*Data records for software interfaces*.
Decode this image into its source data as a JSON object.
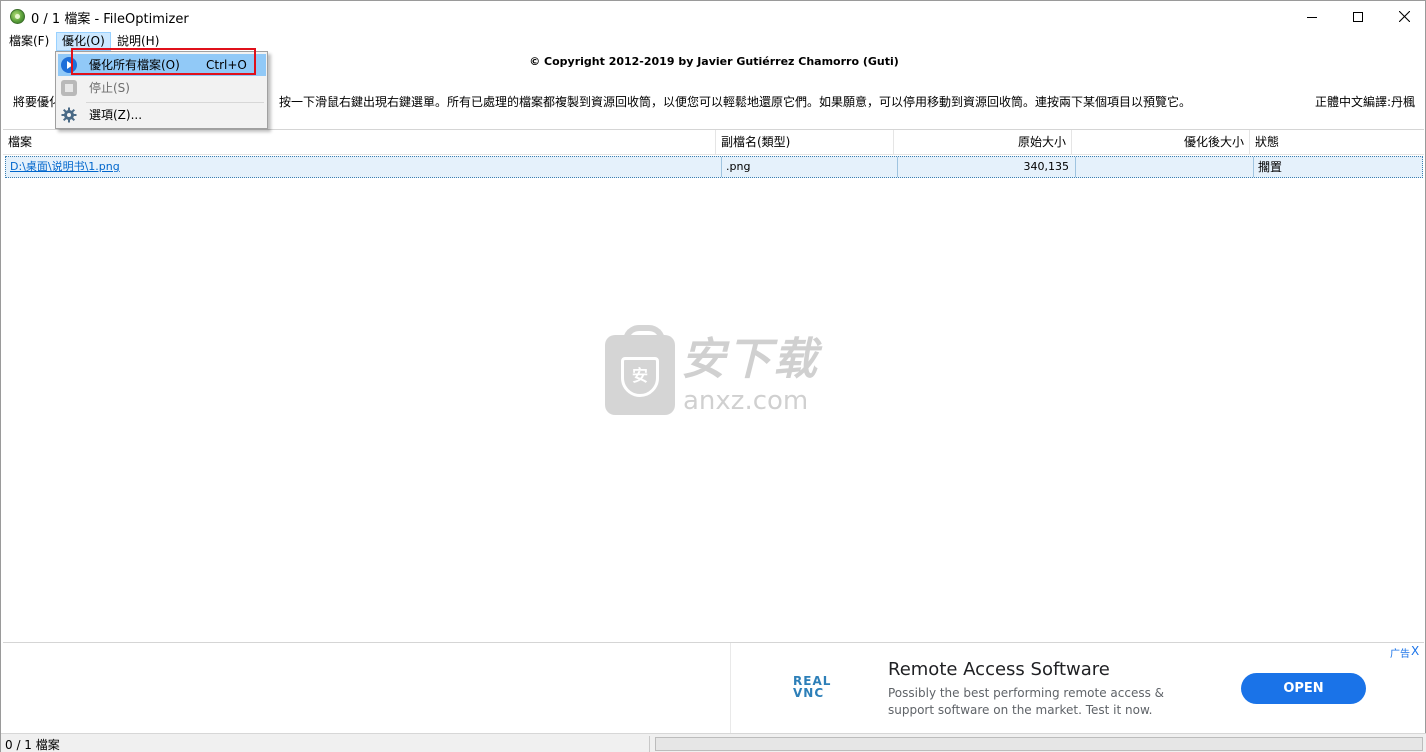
{
  "window": {
    "title": "0 / 1 檔案 - FileOptimizer",
    "icon": "fileoptimizer-app-icon"
  },
  "menubar": {
    "file": "檔案(F)",
    "optimize": "優化(O)",
    "help": "說明(H)"
  },
  "dropdown": {
    "optimize_all": "優化所有檔案(O)",
    "optimize_all_shortcut": "Ctrl+O",
    "stop": "停止(S)",
    "options": "選項(Z)..."
  },
  "header": {
    "copyright": "© Copyright 2012-2019 by Javier Gutiérrez Chamorro (Guti)",
    "info_left_prefix": "將要優化",
    "info_left": "按一下滑鼠右鍵出現右鍵選單。所有已處理的檔案都複製到資源回收筒，以便您可以輕鬆地還原它們。如果願意，可以停用移動到資源回收筒。連按兩下某個項目以預覽它。",
    "info_right": "正體中文編譯:丹楓"
  },
  "table": {
    "columns": [
      "檔案",
      "副檔名(類型)",
      "原始大小",
      "優化後大小",
      "狀態"
    ],
    "rows": [
      {
        "file": "D:\\桌面\\说明书\\1.png",
        "ext": ".png",
        "original_size": "340,135",
        "optimized_size": "",
        "status": "擱置"
      }
    ]
  },
  "watermark": {
    "cn": "安下载",
    "en": "anxz.com",
    "shield_char": "安"
  },
  "ad": {
    "logo": "REAL VNC",
    "title": "Remote Access Software",
    "description": "Possibly the best performing remote access & support software on the market. Test it now.",
    "button": "OPEN",
    "badge": "广告",
    "close": "X"
  },
  "statusbar": {
    "text": "0 / 1 檔案",
    "progress": 0
  },
  "colors": {
    "menu_highlight": "#cce8ff",
    "dropdown_highlight": "#91c9f7",
    "annotation_red": "#e0101a",
    "row_selected": "#e5f1fb",
    "ad_button": "#1a73e8"
  }
}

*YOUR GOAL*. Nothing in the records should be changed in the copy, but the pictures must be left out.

*RESPONSE TO THE EXERCISE*.
Decode this image into its source data as a JSON object.
{
  "window": {
    "title": "0 / 1 檔案 - FileOptimizer",
    "icon": "fileoptimizer-app-icon"
  },
  "menubar": {
    "file": "檔案(F)",
    "optimize": "優化(O)",
    "help": "說明(H)"
  },
  "dropdown": {
    "optimize_all": "優化所有檔案(O)",
    "optimize_all_shortcut": "Ctrl+O",
    "stop": "停止(S)",
    "options": "選項(Z)..."
  },
  "header": {
    "copyright": "© Copyright 2012-2019 by Javier Gutiérrez Chamorro (Guti)",
    "info_left_prefix": "將要優化",
    "info_left": "按一下滑鼠右鍵出現右鍵選單。所有已處理的檔案都複製到資源回收筒，以便您可以輕鬆地還原它們。如果願意，可以停用移動到資源回收筒。連按兩下某個項目以預覽它。",
    "info_right": "正體中文編譯:丹楓"
  },
  "table": {
    "columns": [
      "檔案",
      "副檔名(類型)",
      "原始大小",
      "優化後大小",
      "狀態"
    ],
    "rows": [
      {
        "file": "D:\\桌面\\说明书\\1.png",
        "ext": ".png",
        "original_size": "340,135",
        "optimized_size": "",
        "status": "擱置"
      }
    ]
  },
  "watermark": {
    "cn": "安下载",
    "en": "anxz.com",
    "shield_char": "安"
  },
  "ad": {
    "logo": "REAL VNC",
    "title": "Remote Access Software",
    "description": "Possibly the best performing remote access & support software on the market. Test it now.",
    "button": "OPEN",
    "badge": "广告",
    "close": "X"
  },
  "statusbar": {
    "text": "0 / 1 檔案",
    "progress": 0
  },
  "colors": {
    "menu_highlight": "#cce8ff",
    "dropdown_highlight": "#91c9f7",
    "annotation_red": "#e0101a",
    "row_selected": "#e5f1fb",
    "ad_button": "#1a73e8"
  }
}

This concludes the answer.